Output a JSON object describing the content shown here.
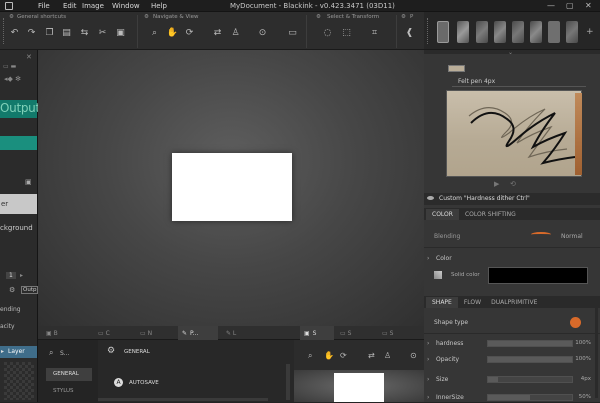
{
  "menu": {
    "file": "File",
    "edit": "Edit",
    "image": "Image",
    "window": "Window",
    "help": "Help"
  },
  "title": "MyDocument - Blackink - v0.423.3471 (03D11)",
  "toolbar": {
    "general": "General shortcuts",
    "navigate": "Navigate & View",
    "select": "Select & Transform",
    "p": "P"
  },
  "brush": {
    "preset": "Felt pen 4px",
    "custom": "Custom \"Hardness dither Ctrl\""
  },
  "left": {
    "output": "Output",
    "layer_r": "er",
    "background": "ckground",
    "outp": "Outp",
    "blending": "ending",
    "opacity": "acity",
    "layer": "Layer",
    "num": "1"
  },
  "color_tabs": {
    "color": "COLOR",
    "shifting": "COLOR SHIFTING"
  },
  "blending": {
    "label": "Blending",
    "value": "Normal"
  },
  "color": {
    "label": "Color",
    "solid": "Solid color",
    "value": "#000000"
  },
  "shape_tabs": {
    "shape": "SHAPE",
    "flow": "FLOW",
    "dual": "DUALPRIMITIVE"
  },
  "shape_type": "Shape type",
  "params": [
    {
      "name": "hardness",
      "value": "100%",
      "level": 1.0
    },
    {
      "name": "Opacity",
      "value": "100%",
      "level": 1.0
    },
    {
      "name": "Size",
      "value": "4px",
      "level": 0.12
    },
    {
      "name": "InnerSize",
      "value": "50%",
      "level": 0.5
    }
  ],
  "bottom": {
    "tab_p": "P...",
    "tab_s": "S",
    "search": "S...",
    "general": "GENERAL",
    "stylus": "STYLUS",
    "autosave": "AUTOSAVE"
  },
  "colors": {
    "accent_teal": "#1a8f7e",
    "orange": "#d86a2a"
  }
}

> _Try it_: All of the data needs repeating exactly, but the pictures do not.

> _Task output_:
Output a JSON object describing the content shown here.
{
  "menu": {
    "file": "File",
    "edit": "Edit",
    "image": "Image",
    "window": "Window",
    "help": "Help"
  },
  "title": "MyDocument - Blackink - v0.423.3471 (03D11)",
  "toolbar": {
    "general": "General shortcuts",
    "navigate": "Navigate & View",
    "select": "Select & Transform",
    "p": "P"
  },
  "brush": {
    "preset": "Felt pen 4px",
    "custom": "Custom \"Hardness dither Ctrl\""
  },
  "left": {
    "output": "Output",
    "layer_r": "er",
    "background": "ckground",
    "outp": "Outp",
    "blending": "ending",
    "opacity": "acity",
    "layer": "Layer",
    "num": "1"
  },
  "color_tabs": {
    "color": "COLOR",
    "shifting": "COLOR SHIFTING"
  },
  "blending": {
    "label": "Blending",
    "value": "Normal"
  },
  "color": {
    "label": "Color",
    "solid": "Solid color",
    "value": "#000000"
  },
  "shape_tabs": {
    "shape": "SHAPE",
    "flow": "FLOW",
    "dual": "DUALPRIMITIVE"
  },
  "shape_type": "Shape type",
  "params": [
    {
      "name": "hardness",
      "value": "100%",
      "level": 1.0
    },
    {
      "name": "Opacity",
      "value": "100%",
      "level": 1.0
    },
    {
      "name": "Size",
      "value": "4px",
      "level": 0.12
    },
    {
      "name": "InnerSize",
      "value": "50%",
      "level": 0.5
    }
  ],
  "bottom": {
    "tab_p": "P...",
    "tab_s": "S",
    "search": "S...",
    "general": "GENERAL",
    "stylus": "STYLUS",
    "autosave": "AUTOSAVE"
  },
  "colors": {
    "accent_teal": "#1a8f7e",
    "orange": "#d86a2a"
  }
}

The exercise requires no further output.